In my early years of ministry I came across a preaching book by John Mason Stapleton called Preaching In Demonstration Of The Spirit And Power. Not the catchiest title, but it does come straight from I Corinthians 2:4.
Anyway, in that book, Stapleton goes to great lengths to distinguish between telling about the biblical passage you are preaching on and giving an experience of that text.
Telling about creates distance from the text. Giving an experience of brings people into the passage in all of its messiness and all of its clarity.
For example, a couple of years ago I did a sermon on drunk, naked Noah in Genesis 9. Telling about that story would have gone in one of two directions: 1) explained why Noah got drunk; or 2) exhorting the people in the church not to do the same!
Yet giving an experience of that story involved: 1) acknowledging that you don’t find Genesis 9 in any illustrated children’s bible ever; 2) explaining the extraordinary lengths to which Shem and Japheth had to go to clean up and cover up their father’s nakedness; 3) asking, almost painfully, who has to clean up after you?
My prayer was that people in the church didn’t learn about Noah; they saw the ways in which they are Noah. And that they did some serious moral inventorying as they consider who has to clean up after their mess.
(Incidentally, that sermon is Chapter Five of the Abingdon release The Storm Before The Calm.)
Why am I posting this during “The Trust Factor”?
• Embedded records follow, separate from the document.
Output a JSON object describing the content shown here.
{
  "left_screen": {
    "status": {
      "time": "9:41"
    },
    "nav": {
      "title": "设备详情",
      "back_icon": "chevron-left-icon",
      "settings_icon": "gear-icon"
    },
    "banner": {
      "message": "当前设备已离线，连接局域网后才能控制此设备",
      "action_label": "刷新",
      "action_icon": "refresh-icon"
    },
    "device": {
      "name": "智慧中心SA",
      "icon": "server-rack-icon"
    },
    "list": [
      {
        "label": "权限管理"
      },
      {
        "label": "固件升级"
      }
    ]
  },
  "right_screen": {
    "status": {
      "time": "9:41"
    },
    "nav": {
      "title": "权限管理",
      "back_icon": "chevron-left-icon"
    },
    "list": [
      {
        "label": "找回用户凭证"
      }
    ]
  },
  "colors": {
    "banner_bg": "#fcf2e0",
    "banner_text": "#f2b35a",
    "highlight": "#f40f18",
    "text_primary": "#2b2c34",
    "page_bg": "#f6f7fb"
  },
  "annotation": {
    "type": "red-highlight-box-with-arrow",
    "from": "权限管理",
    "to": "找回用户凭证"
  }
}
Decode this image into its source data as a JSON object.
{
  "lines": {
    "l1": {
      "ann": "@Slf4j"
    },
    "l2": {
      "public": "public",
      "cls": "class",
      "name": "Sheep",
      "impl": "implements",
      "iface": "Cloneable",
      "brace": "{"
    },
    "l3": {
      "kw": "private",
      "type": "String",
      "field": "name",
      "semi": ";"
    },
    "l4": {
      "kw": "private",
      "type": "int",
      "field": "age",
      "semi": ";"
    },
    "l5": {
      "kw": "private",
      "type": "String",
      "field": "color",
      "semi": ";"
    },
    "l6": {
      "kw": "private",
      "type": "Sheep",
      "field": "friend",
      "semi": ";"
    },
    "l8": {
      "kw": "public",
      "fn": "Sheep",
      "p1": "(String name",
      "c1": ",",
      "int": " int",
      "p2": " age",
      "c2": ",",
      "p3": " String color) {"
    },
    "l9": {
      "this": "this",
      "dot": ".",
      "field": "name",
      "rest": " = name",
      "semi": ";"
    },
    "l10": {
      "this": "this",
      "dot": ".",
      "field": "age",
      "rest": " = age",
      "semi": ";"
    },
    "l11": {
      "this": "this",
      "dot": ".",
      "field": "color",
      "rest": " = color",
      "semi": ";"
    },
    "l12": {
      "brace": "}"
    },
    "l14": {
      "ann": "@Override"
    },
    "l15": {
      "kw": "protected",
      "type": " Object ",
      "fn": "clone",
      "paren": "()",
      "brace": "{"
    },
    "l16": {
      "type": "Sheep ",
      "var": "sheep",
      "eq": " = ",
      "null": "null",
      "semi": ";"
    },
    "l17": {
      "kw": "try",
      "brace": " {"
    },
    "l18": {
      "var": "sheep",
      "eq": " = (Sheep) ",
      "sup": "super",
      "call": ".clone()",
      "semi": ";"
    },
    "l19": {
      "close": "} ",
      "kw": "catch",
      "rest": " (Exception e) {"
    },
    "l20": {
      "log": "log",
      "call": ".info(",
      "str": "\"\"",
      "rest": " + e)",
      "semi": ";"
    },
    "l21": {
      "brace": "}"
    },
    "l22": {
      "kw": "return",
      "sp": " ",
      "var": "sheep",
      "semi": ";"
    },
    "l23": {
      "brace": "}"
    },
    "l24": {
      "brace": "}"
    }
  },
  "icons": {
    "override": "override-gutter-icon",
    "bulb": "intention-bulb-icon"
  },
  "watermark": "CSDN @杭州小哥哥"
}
Well, on Sunday . . . do you suspect I’ll try to tell you about trust or give you an experience of it?